─── ENTRIES PROVIDED

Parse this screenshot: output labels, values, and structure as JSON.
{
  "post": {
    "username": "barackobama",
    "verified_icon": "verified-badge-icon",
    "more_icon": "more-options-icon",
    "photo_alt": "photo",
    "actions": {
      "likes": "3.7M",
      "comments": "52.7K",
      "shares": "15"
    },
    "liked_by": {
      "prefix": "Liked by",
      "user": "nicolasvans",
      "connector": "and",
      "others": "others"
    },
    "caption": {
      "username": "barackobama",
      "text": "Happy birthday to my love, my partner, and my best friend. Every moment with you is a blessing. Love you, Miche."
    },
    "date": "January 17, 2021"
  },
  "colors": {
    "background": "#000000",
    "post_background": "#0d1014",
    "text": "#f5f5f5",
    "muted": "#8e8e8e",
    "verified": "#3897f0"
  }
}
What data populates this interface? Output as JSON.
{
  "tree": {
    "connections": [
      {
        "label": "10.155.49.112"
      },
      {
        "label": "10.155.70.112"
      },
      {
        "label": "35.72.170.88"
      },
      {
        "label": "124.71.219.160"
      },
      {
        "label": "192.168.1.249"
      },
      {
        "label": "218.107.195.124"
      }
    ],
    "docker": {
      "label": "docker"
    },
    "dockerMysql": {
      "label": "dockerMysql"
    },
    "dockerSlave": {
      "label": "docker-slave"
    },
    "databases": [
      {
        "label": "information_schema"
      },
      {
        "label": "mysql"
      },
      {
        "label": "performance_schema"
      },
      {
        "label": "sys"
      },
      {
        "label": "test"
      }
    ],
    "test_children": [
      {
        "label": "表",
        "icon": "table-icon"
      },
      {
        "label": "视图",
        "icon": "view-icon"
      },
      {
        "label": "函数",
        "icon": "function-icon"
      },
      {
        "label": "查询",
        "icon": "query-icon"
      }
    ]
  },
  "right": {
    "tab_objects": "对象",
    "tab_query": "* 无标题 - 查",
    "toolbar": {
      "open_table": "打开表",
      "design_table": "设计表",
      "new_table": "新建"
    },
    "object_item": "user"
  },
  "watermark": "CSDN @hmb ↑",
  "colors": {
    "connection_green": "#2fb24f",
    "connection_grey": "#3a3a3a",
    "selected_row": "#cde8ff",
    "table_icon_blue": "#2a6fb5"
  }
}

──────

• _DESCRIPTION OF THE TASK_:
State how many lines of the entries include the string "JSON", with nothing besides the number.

• _SOLUTION_:
2